Poker is a game that many people play for fun, while others do it as a way to make some extra cash. But it seems that poker also has a number of mental benefits for those who play it regularly. According to some researchers, the game can help you become more mentally sharp and can even reduce your chances of developing Alzheimer’s disease by up to 50%.
Some of the most important skills a good poker player needs are logic and calculation. This is because the game requires you to think quickly and assess the quality of your hand in order to decide whether or not to call, raise, or fold. Poker also teaches players to be patient and not get discouraged by their losses. These are both qualities that can be incredibly useful in the workplace and private life.
Poker also helps players develop quick math skills, which is beneficial because the game often involves making decisions based on probabilities. For example, when deciding whether to call or raise a bet, players must calculate odds, such as implied odds and pot odds, in order to determine if their hand is worth playing. The more you play, the quicker these numbers will become ingrained in your brain and you’ll be able to use them automatically during hands.

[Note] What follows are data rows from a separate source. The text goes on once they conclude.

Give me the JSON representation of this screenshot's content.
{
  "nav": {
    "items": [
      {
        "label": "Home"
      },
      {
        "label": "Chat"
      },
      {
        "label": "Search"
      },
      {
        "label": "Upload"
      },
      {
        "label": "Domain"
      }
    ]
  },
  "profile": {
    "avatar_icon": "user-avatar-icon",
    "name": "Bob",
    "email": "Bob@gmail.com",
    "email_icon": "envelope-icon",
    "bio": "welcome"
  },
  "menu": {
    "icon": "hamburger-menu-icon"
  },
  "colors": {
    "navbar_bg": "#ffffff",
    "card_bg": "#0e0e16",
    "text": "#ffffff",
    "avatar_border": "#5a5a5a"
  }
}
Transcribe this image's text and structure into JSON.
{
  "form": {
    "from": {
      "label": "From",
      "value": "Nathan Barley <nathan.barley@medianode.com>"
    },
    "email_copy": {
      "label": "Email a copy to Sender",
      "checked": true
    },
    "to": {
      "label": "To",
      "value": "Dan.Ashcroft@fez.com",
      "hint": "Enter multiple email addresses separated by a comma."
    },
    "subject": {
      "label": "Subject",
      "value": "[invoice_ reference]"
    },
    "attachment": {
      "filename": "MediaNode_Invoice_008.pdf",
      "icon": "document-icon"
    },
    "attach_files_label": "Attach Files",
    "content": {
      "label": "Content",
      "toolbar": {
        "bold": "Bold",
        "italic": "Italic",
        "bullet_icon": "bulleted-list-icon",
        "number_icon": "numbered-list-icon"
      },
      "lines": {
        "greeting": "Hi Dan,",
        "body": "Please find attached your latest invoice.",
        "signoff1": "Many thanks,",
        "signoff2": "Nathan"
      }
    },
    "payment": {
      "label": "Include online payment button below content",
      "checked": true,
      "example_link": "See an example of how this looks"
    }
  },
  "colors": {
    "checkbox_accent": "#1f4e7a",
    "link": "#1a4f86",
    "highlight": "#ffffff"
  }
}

Another benefit of poker is its ability to teach players how to read other players at the table. This is an essential skill because it can give you a huge advantage over your opponents. Reading other players’ body language and facial expressions is a great way to gain an insight into their strategies. It’s also a great way to avoid getting trapped into bad habits such as playing a hand you should have folded or betting too much just because you’re feeling impulsive.
Finally, poker can also improve a player’s social skills because it’s a social game at its core. In a casino or at a home game, poker players are often interacting with each other while they’re playing, and this can improve their ability to form relationships outside of the poker world. It’s also a great way for people from different backgrounds to learn how to interact with each other in a more effective manner.
Poker is a game of skill, not chance, and it’s the only gambling game where your skills affect your outcome more than your luck. If you want to become a better person, poker is the ideal game to practice these skills. Not only will it improve your mental arithmetic, critical thinking, and reading abilities, but it will also teach you how to be more patient and focused in difficult situations. The longer you play, the better your skills will be and the more you can push your cognitive limits.